What you will do: Please report each line in the material below that includes "this".

The records:

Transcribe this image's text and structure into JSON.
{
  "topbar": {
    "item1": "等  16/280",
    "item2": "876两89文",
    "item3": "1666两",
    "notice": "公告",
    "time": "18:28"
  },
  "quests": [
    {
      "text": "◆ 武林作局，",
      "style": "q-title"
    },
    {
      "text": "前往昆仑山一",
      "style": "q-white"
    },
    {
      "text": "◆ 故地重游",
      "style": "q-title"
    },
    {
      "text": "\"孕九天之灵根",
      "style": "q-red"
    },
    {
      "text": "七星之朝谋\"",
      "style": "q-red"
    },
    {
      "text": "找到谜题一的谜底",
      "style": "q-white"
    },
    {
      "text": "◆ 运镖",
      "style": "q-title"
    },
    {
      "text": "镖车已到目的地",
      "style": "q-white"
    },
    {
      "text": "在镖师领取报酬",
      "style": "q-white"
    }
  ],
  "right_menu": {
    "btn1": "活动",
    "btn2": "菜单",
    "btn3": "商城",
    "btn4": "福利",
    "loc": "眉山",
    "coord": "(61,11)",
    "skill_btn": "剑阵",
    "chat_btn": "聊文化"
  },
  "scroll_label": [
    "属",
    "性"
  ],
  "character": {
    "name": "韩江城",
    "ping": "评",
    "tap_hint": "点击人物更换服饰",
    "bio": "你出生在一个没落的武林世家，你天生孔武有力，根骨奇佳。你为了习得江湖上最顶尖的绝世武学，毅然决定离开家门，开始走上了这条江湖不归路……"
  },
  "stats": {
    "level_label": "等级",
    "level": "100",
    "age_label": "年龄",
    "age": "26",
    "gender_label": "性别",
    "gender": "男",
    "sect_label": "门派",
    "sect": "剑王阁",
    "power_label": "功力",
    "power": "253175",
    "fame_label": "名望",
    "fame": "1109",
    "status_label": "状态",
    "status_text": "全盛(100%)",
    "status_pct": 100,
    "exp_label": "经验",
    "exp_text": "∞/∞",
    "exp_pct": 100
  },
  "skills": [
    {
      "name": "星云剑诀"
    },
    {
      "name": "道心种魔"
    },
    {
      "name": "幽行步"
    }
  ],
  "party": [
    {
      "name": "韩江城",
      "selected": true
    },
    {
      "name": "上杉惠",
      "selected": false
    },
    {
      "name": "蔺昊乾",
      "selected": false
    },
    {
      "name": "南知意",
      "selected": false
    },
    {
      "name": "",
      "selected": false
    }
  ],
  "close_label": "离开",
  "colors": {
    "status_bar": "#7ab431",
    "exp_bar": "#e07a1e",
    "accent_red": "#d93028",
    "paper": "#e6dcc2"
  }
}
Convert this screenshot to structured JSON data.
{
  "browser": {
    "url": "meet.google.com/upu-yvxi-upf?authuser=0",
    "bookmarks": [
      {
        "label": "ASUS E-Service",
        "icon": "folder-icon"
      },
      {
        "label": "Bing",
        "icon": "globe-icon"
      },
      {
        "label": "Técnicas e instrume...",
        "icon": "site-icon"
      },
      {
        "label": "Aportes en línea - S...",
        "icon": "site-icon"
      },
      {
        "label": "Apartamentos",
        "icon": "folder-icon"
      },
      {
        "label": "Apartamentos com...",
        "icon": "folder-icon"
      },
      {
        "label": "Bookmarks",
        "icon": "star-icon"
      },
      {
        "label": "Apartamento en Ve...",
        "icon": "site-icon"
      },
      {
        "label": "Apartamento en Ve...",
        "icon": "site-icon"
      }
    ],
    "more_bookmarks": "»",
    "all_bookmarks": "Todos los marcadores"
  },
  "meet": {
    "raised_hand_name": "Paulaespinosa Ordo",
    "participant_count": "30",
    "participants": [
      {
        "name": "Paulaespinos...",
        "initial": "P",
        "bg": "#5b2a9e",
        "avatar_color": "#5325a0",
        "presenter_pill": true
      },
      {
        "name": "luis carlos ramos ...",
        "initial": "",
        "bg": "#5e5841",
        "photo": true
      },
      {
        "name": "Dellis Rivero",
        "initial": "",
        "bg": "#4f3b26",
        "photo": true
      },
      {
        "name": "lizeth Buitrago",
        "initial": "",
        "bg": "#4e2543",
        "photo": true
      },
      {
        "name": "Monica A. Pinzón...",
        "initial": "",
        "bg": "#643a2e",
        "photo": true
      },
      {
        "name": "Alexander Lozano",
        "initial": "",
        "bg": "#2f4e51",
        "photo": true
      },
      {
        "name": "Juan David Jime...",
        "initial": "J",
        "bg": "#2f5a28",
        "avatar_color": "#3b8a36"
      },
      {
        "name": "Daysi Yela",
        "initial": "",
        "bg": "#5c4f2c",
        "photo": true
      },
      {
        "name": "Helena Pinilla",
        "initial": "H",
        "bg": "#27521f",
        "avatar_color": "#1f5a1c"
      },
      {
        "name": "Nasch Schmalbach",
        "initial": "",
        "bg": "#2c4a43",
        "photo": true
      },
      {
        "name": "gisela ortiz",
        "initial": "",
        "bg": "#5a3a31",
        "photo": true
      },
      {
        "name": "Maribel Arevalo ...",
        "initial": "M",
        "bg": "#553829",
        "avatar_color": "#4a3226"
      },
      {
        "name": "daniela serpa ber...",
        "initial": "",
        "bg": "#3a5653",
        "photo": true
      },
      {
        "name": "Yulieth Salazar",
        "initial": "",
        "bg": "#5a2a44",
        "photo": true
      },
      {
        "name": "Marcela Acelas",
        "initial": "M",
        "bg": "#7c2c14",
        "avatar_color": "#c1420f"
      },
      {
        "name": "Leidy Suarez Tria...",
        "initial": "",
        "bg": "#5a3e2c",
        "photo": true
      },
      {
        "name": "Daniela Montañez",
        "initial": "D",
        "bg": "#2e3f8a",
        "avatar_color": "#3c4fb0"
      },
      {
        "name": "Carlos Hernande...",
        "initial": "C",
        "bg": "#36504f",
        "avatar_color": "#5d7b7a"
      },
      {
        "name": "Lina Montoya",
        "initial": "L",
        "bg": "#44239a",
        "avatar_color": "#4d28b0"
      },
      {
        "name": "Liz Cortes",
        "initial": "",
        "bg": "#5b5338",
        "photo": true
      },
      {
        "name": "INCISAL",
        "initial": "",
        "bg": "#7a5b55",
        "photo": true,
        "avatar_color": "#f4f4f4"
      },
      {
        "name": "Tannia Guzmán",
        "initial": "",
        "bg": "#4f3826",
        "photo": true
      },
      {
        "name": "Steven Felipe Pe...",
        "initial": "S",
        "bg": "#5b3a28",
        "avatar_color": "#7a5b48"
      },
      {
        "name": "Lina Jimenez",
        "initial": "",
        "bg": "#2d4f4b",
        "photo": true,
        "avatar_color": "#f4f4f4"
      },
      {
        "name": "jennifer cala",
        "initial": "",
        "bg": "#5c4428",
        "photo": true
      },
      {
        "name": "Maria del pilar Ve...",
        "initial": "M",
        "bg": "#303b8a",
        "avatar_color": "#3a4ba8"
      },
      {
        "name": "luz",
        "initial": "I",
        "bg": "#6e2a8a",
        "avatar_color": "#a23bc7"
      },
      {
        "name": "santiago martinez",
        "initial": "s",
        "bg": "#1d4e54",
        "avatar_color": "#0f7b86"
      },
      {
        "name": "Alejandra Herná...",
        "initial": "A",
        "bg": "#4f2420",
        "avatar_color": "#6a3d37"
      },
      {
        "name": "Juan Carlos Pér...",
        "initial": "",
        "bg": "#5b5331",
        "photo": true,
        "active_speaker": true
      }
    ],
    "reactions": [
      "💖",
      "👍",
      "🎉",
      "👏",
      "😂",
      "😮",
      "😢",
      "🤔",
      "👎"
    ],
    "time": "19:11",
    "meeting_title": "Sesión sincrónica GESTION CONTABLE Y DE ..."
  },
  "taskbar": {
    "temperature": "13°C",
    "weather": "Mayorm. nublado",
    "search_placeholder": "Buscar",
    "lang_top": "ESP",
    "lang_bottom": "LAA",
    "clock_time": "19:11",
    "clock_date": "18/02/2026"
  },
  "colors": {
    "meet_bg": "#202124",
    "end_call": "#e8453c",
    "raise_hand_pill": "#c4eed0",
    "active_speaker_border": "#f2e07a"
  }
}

Expected answer:
Transcribe this image's text and structure into JSON.
Convert this screenshot to structured JSON data.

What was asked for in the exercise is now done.